Criticism over handling Rohingya Refugees
Hundreds of Rohingyas including women and children were summoned by police as a part of a “verification” exercise and others were picked up during raids on camps on the outskirts of Jammu city where about 5,000 Rohingya live. India has also faced criticism due to its harsh response towards thousands of desperate Rohingya refugees. It is currently playing a game of issuing contradictory directives to North-Eastern border states. By not accepting and throwing asylum-seeking Chin and Rohingya refugees, India has not only lost its dignified position in the international community but is also losing the support of its own people living near the border.

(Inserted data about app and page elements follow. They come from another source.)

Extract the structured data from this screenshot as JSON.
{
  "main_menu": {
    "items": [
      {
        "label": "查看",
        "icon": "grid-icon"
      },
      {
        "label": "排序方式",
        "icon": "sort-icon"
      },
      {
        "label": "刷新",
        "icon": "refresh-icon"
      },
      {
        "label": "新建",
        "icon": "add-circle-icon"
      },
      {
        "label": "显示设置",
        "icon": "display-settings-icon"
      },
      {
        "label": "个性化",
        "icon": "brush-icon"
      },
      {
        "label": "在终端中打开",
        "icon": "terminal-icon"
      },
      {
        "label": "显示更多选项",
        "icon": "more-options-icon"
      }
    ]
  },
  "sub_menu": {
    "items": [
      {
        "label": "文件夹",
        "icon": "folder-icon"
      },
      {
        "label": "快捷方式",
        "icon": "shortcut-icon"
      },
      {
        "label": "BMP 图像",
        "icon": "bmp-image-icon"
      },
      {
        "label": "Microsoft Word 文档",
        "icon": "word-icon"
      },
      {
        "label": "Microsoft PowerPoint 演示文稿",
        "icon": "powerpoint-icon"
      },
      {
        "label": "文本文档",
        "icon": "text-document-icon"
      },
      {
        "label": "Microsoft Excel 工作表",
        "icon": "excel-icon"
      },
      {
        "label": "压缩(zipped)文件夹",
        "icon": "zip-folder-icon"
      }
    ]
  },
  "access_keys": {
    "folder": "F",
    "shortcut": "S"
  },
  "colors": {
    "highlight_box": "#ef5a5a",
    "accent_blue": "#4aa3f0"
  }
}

A straightforward stand on the military coup is touch and go due to the multi-faceted background of the India-Myanmar relationship. Such strategic considerations have completely overshadowed the pure humanitarian grounds. If Delhi continues to turn its back and refuses aid to a few hundred refugees, it might soon run short of favours in its own strategic backyards.
Dikshi Arora is a second-year law student at Rajiv Gandhi National University of Law, CPL 2021-22 Public Policy Fellow and Columnist for Centre for New Economics Studies, O.P. Jindal
Riya Aggarwal is a second-year law student at Dr. DY Patil College of Law and legal content writer for Law Sikho.